We just finished checking the bees during almond bloom 2022. Normally we make this round just prior to the blossoms or watch the bloom unfold during our work. This time the orchard was already in full bloom before we landed in California. Overall the almond season is 2-3 weeks ahead of schedule in the earliest “flash bloom” that anyone recalls ever taking place. A flash bloom occurs when the bloom comes on very quickly across all of the almond varieties. Normally the varietals have a staggered bloom. It was extra warm and dry for weeks, and that spurred the trees into early action. It hasn’t rained significantly since the end of last year, so the next great need is water to help the nutlets develop into a respectable crop. Last year was pretty rough due to the extraordinary drought that spurred wildfires in the foothills and across the Sierra.

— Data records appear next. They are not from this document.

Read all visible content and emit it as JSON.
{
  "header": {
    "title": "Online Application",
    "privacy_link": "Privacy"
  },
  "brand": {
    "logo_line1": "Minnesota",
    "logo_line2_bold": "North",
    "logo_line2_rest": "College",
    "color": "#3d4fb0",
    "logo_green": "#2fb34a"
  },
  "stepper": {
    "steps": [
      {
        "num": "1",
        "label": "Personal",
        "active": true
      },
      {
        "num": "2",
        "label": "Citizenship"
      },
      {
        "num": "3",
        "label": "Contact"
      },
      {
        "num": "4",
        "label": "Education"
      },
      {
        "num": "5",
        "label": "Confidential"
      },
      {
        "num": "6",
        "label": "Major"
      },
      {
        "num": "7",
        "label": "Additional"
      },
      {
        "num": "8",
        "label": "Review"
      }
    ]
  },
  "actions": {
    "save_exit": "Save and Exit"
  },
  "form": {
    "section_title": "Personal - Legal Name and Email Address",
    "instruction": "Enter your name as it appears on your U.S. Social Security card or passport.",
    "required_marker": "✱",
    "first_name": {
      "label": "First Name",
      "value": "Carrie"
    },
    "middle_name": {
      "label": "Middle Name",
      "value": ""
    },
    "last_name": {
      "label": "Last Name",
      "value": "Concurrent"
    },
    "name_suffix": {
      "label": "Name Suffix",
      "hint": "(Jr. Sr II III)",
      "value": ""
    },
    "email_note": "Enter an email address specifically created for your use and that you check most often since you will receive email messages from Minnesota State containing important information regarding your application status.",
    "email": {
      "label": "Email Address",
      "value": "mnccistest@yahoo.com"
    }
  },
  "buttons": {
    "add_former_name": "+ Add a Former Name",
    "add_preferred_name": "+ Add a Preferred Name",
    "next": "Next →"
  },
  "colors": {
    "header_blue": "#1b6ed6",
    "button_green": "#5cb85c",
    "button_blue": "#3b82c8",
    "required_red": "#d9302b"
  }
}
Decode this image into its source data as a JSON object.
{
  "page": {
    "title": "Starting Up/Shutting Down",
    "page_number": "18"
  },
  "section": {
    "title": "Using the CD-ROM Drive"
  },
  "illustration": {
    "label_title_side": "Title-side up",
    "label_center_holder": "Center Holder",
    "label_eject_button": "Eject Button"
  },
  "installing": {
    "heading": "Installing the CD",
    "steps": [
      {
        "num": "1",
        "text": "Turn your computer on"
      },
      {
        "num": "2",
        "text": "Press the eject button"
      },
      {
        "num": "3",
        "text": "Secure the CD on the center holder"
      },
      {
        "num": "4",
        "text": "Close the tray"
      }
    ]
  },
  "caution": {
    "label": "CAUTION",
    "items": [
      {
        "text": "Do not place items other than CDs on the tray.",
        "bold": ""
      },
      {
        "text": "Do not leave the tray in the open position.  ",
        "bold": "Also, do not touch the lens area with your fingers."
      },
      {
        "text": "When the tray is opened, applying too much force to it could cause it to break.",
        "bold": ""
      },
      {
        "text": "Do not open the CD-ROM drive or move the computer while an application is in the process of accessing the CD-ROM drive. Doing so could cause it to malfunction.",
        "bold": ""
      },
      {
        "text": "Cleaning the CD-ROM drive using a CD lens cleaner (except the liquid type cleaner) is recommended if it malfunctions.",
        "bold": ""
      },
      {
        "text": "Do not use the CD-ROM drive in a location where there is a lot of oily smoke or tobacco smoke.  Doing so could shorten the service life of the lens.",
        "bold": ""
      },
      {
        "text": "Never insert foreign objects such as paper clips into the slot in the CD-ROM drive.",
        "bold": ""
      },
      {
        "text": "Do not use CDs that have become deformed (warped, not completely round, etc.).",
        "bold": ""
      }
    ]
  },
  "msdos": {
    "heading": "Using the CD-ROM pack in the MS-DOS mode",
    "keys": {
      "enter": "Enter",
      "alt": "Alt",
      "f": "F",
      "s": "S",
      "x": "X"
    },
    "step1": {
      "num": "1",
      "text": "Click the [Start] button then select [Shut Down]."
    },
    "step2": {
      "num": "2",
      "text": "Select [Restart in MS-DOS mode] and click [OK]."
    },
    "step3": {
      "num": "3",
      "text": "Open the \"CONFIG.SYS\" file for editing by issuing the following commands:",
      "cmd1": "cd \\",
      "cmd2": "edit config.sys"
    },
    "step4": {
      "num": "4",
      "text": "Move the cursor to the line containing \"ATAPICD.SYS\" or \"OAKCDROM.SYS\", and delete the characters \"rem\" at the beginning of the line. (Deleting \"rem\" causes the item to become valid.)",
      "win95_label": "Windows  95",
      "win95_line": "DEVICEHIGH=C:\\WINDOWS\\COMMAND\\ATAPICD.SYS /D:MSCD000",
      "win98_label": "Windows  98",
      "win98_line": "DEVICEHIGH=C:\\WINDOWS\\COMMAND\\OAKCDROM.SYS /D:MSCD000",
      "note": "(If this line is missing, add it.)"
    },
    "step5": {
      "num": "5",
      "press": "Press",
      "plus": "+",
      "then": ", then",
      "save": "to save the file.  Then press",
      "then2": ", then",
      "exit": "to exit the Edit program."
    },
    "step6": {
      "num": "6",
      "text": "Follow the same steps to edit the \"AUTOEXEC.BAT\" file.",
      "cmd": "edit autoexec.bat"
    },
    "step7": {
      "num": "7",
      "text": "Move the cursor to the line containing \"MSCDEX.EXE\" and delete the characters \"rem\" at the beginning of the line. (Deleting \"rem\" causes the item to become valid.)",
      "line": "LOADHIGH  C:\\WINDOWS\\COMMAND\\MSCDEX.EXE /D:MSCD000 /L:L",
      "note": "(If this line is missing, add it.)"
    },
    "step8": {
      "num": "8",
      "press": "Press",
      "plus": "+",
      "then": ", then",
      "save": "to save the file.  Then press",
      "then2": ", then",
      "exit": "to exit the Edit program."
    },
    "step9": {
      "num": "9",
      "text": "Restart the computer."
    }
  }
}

We learned that the orchard we’ve most consistently pollinated ran out of water last year. They have a couple of pond reservoirs and a well onsite, but they ultimately just couldn’t water the trees last year at some critical moments. As a result, they yielded half of their normal crop and have a lean budget to work with in 2022. Sometimes March blesses California with some bonus showers–we will hope that comes true this year!
The bees have the good fortune of visiting the trees after the rainy season, so there is pretty much always adequate water to launch the bloom. Then the bees get to run. The real challenge for the growers occurs in the heat of summer as the water supply dwindles and the costs mount. It costs a few hundred thousand dollars to irrigate a single large orchard through the dry season. The symbiosis between beekeepers and almond growers can only persist as long as there is enough water to power the system. Some orchards were pulled out or permitted to die last year due to water shortages and high expenses. Let’s hope that pattern doesn’t have to continue.
For the moment, the bees are benefitting from early stimulus. Pure pollen collection turned over to significant nectar gathering a few days ago. Almonds give pollen first, and then they produce nectar in a fairly brief window as they push carbohydrates to the new nutlets. It is so dry that I worry some beekeepers will not see the nectar they want for the bees unless the orchard is irrigating at opportune times. We don’t harvest almond honey, but it is great food for the bees.
Now we wait to learn about the next phase of the beekeeping year. The usual calendar is likely to get overhauled as growers inevitably release hives from the orchards a few weeks earlier than normal to commence the chemical applications that protect their crop. Soon we will find out if we can keep the bees in California for splitting or if we need to take them back to Iowa. Every year is an adventure in uncertainty.